[What you are asked to do] What lines of the data below hold the string "icon"? Copy each one out.

======

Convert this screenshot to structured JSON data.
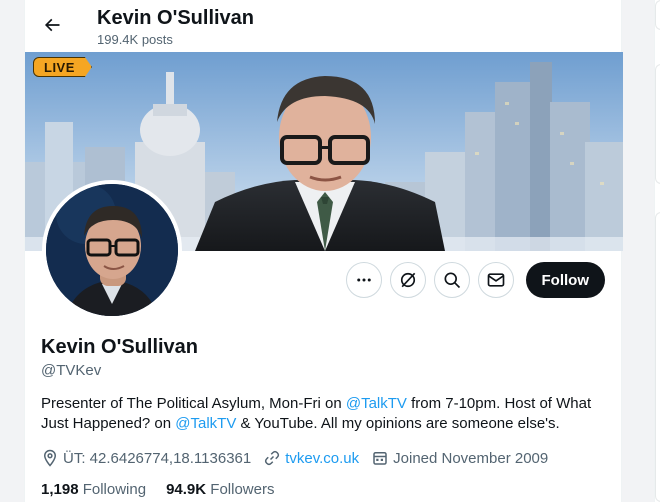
{
  "header": {
    "title": "Kevin O'Sullivan",
    "post_count": "199.4K posts"
  },
  "banner": {
    "live_label": "LIVE"
  },
  "actions": {
    "more_icon": "more-icon",
    "grok_icon": "grok-icon",
    "search_icon": "search-icon",
    "message_icon": "message-icon",
    "follow_label": "Follow"
  },
  "profile": {
    "display_name": "Kevin O'Sullivan",
    "handle": "@TVKev",
    "bio": {
      "part1": "Presenter of The Political Asylum, Mon-Fri on ",
      "mention1": "@TalkTV",
      "part2": " from 7-10pm. Host of  What Just Happened? on ",
      "mention2": "@TalkTV",
      "part3": " & YouTube. All my opinions are someone else's."
    },
    "location": "ÜT: 42.6426774,18.1136361",
    "website": "tvkev.co.uk",
    "joined": "Joined November 2009",
    "following_count": "1,198",
    "following_label": " Following",
    "followers_count": "94.9K",
    "followers_label": " Followers"
  },
  "colors": {
    "accent": "#1d9bf0",
    "text_primary": "#0f1419",
    "text_secondary": "#536471",
    "follow_bg": "#0f1419",
    "live_badge": "#f5a623"
  }
}
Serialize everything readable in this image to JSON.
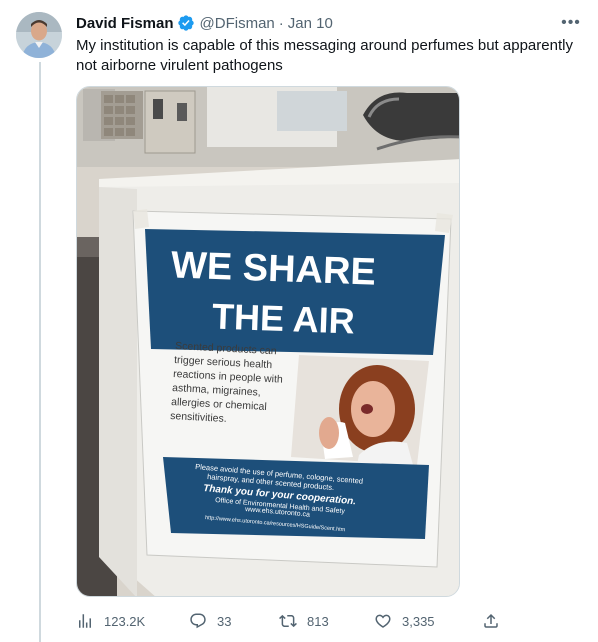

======

[Solution for this exercise]
    "more_icon": "more-icon",
    "grok_icon": "grok-icon",
    "search_icon": "search-icon",
    "message_icon": "message-icon",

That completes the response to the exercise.